# [WHAT YOU WILL DO]
Among the records that follow, how many lines include the string "外语电影"? Only the number is wanted.

# [RECORDS SHOWN]
=-=-=

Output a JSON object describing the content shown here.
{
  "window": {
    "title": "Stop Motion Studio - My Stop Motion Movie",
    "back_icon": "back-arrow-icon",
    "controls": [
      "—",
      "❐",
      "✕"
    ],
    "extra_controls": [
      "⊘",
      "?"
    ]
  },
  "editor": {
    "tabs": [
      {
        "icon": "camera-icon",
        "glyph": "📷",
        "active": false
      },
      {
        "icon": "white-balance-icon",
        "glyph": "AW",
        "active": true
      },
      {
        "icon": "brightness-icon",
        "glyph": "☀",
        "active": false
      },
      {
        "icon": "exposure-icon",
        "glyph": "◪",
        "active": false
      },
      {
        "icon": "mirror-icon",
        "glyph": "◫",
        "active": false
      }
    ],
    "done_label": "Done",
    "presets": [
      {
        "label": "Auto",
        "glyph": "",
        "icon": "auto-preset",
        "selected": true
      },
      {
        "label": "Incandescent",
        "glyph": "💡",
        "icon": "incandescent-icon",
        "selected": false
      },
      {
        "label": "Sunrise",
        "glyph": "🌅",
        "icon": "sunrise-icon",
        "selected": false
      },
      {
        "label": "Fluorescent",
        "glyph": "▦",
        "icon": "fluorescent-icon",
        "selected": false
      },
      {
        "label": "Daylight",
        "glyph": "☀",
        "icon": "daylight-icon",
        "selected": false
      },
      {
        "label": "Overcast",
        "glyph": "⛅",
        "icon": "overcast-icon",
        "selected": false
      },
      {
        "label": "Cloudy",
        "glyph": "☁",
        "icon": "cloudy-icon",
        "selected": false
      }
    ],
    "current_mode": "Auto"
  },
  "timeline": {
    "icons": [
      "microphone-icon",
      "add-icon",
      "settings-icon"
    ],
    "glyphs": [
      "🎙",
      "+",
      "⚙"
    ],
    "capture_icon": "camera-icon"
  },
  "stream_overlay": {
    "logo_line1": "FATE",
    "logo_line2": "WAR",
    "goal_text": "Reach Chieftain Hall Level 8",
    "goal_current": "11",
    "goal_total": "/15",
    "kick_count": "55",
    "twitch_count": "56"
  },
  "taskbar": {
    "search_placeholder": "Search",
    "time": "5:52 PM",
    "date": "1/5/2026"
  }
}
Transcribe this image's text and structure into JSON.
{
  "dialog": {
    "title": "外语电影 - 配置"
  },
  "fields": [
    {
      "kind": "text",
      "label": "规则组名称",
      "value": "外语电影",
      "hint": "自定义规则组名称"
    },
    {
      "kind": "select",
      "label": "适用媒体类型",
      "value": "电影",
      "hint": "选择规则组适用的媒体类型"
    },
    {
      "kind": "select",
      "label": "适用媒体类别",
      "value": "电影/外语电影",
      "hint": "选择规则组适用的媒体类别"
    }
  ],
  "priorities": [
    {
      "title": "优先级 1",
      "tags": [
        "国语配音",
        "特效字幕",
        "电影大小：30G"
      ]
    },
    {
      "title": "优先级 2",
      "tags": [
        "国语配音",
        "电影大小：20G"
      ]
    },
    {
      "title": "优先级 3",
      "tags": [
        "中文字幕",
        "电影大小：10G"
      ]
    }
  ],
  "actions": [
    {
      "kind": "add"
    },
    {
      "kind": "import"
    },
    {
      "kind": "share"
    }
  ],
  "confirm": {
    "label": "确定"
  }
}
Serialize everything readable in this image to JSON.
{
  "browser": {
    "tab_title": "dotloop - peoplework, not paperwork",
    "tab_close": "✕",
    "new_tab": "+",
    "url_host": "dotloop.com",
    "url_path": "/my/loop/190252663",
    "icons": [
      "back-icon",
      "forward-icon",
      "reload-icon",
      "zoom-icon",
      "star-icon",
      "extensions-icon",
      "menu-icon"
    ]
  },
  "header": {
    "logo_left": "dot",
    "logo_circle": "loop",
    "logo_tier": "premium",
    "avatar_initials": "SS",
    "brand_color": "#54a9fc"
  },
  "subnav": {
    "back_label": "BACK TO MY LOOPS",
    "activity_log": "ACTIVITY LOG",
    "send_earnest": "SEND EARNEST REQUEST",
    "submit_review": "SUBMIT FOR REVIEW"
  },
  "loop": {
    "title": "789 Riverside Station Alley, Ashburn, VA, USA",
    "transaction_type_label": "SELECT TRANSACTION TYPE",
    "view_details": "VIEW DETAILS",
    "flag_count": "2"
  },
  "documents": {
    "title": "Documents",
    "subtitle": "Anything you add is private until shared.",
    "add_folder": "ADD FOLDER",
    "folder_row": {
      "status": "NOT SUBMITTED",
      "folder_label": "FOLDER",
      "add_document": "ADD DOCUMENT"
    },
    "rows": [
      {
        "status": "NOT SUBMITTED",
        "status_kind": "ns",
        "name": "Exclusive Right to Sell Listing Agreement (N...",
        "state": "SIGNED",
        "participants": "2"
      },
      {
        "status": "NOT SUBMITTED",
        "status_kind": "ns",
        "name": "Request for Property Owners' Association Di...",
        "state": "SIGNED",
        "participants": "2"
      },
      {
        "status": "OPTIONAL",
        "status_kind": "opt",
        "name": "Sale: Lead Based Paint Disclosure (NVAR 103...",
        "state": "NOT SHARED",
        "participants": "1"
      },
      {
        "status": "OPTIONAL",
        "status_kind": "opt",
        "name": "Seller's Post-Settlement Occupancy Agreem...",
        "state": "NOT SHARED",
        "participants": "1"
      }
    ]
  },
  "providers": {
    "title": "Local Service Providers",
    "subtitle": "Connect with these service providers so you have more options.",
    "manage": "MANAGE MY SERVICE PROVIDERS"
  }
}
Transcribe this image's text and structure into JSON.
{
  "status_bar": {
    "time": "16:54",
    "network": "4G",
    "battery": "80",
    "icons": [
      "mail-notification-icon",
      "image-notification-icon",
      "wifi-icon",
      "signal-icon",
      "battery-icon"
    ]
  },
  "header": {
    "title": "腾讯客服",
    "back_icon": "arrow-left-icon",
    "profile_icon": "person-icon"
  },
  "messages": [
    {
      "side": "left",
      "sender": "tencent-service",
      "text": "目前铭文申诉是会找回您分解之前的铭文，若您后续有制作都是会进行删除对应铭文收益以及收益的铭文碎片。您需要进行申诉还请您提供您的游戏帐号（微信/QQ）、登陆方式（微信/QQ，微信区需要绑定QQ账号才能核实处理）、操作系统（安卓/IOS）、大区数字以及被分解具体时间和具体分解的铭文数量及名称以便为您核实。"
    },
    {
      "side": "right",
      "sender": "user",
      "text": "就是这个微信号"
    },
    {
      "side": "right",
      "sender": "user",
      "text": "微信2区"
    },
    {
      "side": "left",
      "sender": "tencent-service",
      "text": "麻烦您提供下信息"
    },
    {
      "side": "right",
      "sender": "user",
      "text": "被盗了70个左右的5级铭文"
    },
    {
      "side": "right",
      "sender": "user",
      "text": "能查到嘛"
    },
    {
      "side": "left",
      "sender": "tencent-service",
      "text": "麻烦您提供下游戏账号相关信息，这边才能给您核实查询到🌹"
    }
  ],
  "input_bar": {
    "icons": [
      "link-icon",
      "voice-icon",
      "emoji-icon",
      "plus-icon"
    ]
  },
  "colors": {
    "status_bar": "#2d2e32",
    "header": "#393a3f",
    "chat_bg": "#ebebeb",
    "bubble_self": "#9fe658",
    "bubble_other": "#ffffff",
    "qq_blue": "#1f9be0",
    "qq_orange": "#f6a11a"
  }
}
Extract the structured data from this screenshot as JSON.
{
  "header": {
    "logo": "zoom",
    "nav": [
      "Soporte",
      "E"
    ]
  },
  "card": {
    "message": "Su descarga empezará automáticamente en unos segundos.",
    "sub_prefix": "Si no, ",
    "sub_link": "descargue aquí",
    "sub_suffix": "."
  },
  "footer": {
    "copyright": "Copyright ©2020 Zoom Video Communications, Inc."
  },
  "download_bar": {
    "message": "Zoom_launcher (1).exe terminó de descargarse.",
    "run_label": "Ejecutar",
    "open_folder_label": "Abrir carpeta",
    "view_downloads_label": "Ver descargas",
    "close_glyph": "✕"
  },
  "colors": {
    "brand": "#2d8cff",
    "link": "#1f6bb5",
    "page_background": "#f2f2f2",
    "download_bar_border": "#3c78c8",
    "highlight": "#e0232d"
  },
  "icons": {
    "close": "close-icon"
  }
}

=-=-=

# [EXPECTED ANSWER]
3